§ MATERIAL FOR THIS TASK:

::::::

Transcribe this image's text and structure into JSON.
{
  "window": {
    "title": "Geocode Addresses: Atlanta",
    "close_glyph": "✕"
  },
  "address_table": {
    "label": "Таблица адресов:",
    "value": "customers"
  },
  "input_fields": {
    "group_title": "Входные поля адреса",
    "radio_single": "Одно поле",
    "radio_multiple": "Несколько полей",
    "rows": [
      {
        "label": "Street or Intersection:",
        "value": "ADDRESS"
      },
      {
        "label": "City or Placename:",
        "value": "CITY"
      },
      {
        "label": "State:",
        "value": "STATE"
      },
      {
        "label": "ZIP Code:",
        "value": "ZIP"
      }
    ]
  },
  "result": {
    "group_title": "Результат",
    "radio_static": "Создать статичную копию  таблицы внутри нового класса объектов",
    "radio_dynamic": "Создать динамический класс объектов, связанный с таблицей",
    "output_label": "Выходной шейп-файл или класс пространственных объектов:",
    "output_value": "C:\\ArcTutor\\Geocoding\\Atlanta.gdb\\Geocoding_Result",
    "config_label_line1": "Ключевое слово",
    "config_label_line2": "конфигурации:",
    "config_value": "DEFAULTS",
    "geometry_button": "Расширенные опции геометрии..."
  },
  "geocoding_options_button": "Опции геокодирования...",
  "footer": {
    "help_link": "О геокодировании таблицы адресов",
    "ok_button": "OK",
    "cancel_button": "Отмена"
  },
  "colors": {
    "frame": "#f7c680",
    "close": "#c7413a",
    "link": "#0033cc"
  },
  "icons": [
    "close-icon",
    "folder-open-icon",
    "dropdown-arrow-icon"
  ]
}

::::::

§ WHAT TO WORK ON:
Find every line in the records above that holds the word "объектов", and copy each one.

§ SOLUTION:
    "radio_static": "Создать статичную копию  таблицы внутри нового класса объектов",
    "radio_dynamic": "Создать динамический класс объектов, связанный с таблицей",
    "output_label": "Выходной шейп-файл или класс пространственных объектов:",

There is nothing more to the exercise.